WORK TASK
What lines in the records below include the word "count"? Return each one.

[DATA — start]

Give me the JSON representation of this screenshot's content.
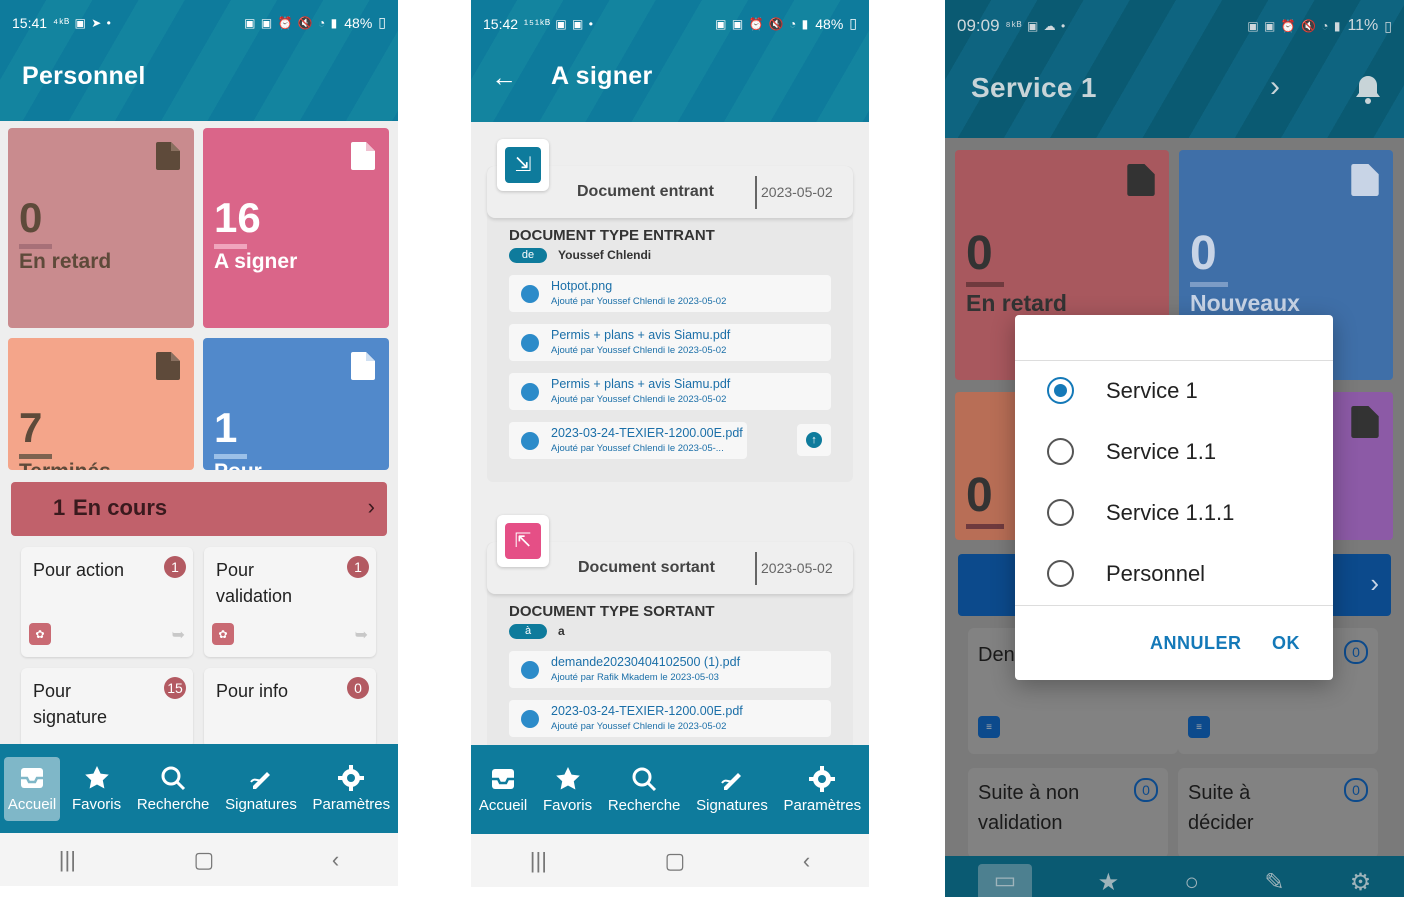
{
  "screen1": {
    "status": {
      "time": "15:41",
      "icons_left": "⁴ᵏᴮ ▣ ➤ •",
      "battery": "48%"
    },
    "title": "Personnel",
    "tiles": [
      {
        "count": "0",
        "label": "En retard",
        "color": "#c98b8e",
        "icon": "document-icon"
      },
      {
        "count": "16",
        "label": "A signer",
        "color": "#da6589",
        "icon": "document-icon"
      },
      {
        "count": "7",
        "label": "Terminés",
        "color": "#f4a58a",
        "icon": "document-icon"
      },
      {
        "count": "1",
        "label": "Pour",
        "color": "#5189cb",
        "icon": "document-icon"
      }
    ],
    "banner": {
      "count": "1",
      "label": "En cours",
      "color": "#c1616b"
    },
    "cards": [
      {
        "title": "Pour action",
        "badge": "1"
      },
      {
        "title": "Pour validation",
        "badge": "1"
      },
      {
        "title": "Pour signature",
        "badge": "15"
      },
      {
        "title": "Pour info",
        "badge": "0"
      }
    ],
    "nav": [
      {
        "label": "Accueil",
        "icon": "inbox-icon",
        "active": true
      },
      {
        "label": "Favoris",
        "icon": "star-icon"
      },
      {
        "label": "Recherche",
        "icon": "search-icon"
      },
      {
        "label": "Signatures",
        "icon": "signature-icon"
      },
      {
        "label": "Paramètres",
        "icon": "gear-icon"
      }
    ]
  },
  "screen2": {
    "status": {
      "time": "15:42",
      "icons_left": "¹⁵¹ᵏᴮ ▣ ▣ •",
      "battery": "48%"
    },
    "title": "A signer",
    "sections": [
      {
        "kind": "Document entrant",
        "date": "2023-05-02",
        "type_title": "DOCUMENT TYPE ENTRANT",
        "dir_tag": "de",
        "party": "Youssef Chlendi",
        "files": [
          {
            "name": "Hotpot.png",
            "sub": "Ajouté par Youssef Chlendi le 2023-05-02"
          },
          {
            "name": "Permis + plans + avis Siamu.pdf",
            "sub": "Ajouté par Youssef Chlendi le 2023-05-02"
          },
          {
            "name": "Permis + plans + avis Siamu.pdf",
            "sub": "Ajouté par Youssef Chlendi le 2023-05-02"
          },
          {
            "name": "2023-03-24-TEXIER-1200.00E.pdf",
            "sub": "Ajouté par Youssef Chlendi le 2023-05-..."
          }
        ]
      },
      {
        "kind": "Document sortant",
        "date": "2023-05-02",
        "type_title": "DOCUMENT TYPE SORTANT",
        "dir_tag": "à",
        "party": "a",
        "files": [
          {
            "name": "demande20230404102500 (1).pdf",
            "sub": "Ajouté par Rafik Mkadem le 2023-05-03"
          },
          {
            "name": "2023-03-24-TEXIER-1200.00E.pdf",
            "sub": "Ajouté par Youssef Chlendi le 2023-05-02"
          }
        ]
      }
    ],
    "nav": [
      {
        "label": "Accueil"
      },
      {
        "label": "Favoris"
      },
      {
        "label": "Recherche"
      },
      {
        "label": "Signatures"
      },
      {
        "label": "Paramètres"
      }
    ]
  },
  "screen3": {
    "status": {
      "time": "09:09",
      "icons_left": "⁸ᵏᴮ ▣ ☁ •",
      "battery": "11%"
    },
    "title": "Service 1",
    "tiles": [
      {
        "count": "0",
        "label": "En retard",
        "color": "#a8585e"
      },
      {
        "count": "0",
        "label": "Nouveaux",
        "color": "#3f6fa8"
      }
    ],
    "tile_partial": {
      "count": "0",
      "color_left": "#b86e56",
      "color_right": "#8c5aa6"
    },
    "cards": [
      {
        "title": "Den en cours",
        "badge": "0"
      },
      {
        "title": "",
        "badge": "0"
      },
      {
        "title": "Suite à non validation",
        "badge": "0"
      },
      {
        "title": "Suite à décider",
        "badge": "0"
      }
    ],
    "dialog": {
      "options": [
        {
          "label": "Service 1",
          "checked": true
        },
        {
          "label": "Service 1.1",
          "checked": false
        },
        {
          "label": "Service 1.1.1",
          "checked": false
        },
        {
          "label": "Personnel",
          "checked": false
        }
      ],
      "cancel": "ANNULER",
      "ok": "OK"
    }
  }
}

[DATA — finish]
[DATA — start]

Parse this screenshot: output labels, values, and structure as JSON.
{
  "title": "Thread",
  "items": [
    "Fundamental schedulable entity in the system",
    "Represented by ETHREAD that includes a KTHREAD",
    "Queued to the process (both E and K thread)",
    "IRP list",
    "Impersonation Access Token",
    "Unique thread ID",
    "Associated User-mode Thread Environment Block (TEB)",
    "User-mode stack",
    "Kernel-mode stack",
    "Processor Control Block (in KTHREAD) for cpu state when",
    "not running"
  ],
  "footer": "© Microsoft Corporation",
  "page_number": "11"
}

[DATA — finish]

OUTPUT FOR THIS TASK
        "count": "0",
        "count": "16",
        "count": "7",
        "count": "1",
      "count": "1",
        "count": "0",
        "count": "0",
      "count": "0",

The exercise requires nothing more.